Task objective:
Apart from the images, every record here needs to be copied exactly.

Raw data:
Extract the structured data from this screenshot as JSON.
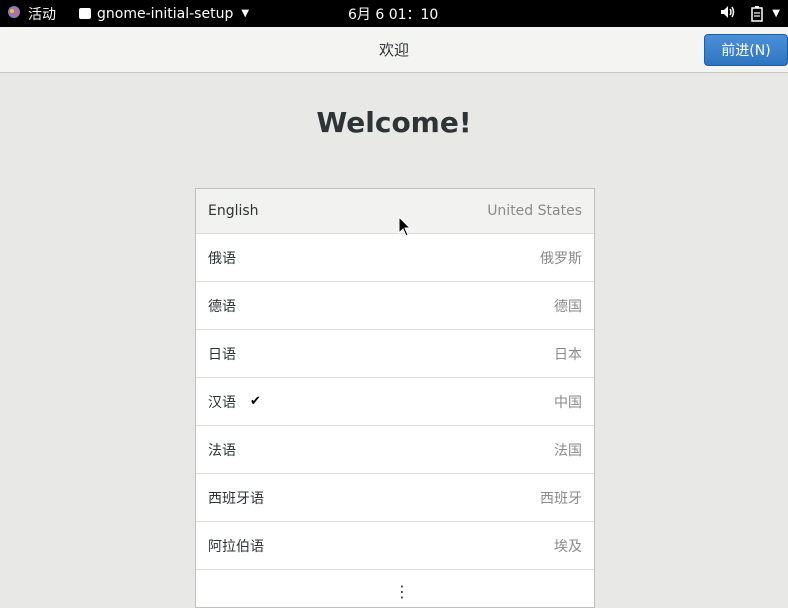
{
  "topbar": {
    "activities_label": "活动",
    "app_name": "gnome-initial-setup",
    "clock": "6月 6 01：10"
  },
  "header": {
    "title": "欢迎",
    "next_label": "前进(N)"
  },
  "main": {
    "title": "Welcome!",
    "languages": [
      {
        "name": "English",
        "region": "United States"
      },
      {
        "name": "俄语",
        "region": "俄罗斯"
      },
      {
        "name": "德语",
        "region": "德国"
      },
      {
        "name": "日语",
        "region": "日本"
      },
      {
        "name": "汉语",
        "region": "中国",
        "selected": true
      },
      {
        "name": "法语",
        "region": "法国"
      },
      {
        "name": "西班牙语",
        "region": "西班牙"
      },
      {
        "name": "阿拉伯语",
        "region": "埃及"
      }
    ]
  },
  "icons": {
    "activities": "gnome-foot-icon",
    "volume": "speaker-icon",
    "battery": "battery-icon",
    "selected": "check-icon",
    "more": "vertical-ellipsis-icon"
  }
}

Written response:
Extract the structured data from this screenshot as JSON.
{
  "topbar": {
    "activities_label": "活动",
    "app_name": "gnome-initial-setup",
    "clock": "6月 6 01：10"
  },
  "header": {
    "title": "欢迎",
    "next_label": "前进(N)"
  },
  "main": {
    "title": "Welcome!",
    "languages": [
      {
        "name": "English",
        "region": "United States"
      },
      {
        "name": "俄语",
        "region": "俄罗斯"
      },
      {
        "name": "德语",
        "region": "德国"
      },
      {
        "name": "日语",
        "region": "日本"
      },
      {
        "name": "汉语",
        "region": "中国",
        "selected": true
      },
      {
        "name": "法语",
        "region": "法国"
      },
      {
        "name": "西班牙语",
        "region": "西班牙"
      },
      {
        "name": "阿拉伯语",
        "region": "埃及"
      }
    ]
  },
  "icons": {
    "activities": "gnome-foot-icon",
    "volume": "speaker-icon",
    "battery": "battery-icon",
    "selected": "check-icon",
    "more": "vertical-ellipsis-icon"
  }
}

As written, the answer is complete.